→ Work item: Copy out all lines of the listing below that hold "image".
═══
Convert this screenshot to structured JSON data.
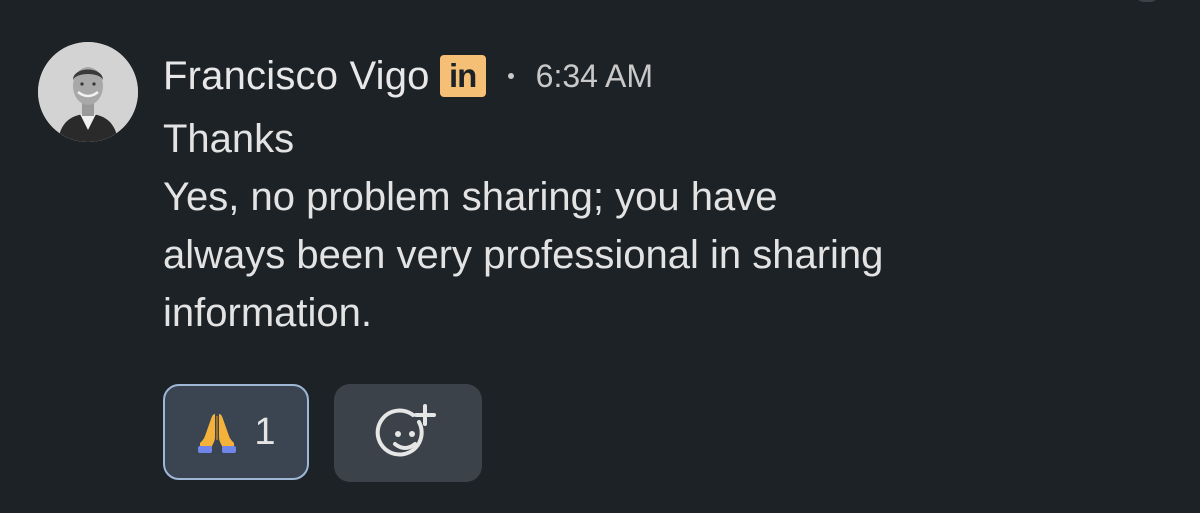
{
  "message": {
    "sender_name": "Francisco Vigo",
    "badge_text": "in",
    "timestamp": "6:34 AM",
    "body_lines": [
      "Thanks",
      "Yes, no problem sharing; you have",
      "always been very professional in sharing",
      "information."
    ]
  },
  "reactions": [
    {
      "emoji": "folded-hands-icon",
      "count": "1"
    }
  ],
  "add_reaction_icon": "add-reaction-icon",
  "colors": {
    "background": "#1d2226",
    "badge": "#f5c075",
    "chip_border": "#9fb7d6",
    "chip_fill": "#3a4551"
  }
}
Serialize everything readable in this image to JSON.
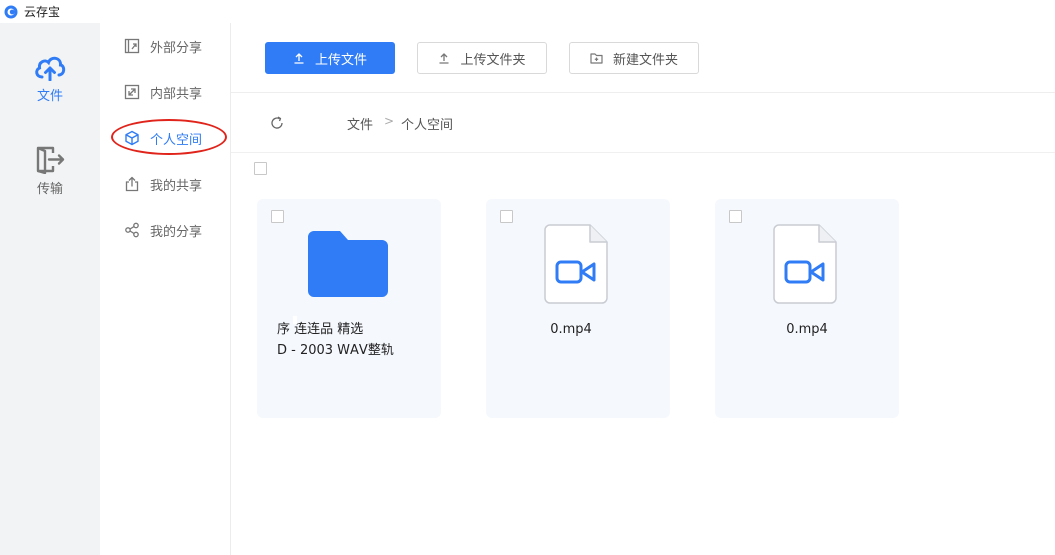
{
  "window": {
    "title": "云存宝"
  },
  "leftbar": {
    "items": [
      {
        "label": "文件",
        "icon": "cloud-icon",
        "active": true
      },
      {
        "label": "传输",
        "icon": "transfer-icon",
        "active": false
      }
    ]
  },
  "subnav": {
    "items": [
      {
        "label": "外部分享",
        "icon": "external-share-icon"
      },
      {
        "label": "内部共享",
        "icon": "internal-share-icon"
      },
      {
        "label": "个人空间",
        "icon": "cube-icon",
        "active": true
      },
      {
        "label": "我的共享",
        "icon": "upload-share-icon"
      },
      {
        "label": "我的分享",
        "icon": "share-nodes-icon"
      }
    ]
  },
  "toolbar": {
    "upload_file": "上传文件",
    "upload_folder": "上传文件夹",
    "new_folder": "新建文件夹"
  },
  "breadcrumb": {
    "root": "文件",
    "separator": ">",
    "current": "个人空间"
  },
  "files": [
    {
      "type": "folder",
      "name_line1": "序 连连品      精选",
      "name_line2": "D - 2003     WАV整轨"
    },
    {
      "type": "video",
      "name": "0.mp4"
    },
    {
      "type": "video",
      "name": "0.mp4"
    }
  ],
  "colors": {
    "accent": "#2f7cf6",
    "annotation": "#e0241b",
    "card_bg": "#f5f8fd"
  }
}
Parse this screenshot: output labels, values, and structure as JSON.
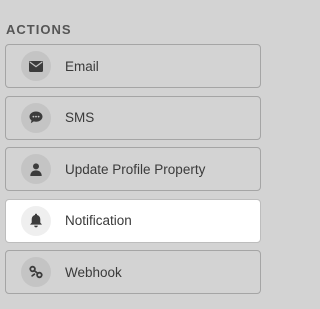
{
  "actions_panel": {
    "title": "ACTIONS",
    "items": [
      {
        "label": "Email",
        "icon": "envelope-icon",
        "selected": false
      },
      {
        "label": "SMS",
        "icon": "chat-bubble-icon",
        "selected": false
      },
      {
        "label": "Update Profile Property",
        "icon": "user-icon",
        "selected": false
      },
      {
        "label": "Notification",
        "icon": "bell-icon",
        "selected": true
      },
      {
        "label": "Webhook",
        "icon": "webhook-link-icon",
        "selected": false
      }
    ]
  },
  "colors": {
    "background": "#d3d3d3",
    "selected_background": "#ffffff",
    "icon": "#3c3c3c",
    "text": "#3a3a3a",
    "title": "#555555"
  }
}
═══
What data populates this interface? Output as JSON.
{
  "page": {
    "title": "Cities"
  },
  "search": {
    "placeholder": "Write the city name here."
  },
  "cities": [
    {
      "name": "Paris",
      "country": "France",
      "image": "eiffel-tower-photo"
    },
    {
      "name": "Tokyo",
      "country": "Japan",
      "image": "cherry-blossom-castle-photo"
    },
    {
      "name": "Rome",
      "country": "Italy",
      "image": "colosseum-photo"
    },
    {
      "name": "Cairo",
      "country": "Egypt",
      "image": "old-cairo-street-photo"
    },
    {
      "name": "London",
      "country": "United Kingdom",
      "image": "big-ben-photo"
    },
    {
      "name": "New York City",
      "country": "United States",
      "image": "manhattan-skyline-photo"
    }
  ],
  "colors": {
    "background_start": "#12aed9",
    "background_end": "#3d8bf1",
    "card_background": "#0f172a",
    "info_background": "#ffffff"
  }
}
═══
→ Final answer:
Serialize everything readable in this image to JSON.
      "image": "eiffel-tower-photo"
      "image": "cherry-blossom-castle-photo"
      "image": "colosseum-photo"
      "image": "old-cairo-street-photo"
      "image": "big-ben-photo"
      "image": "manhattan-skyline-photo"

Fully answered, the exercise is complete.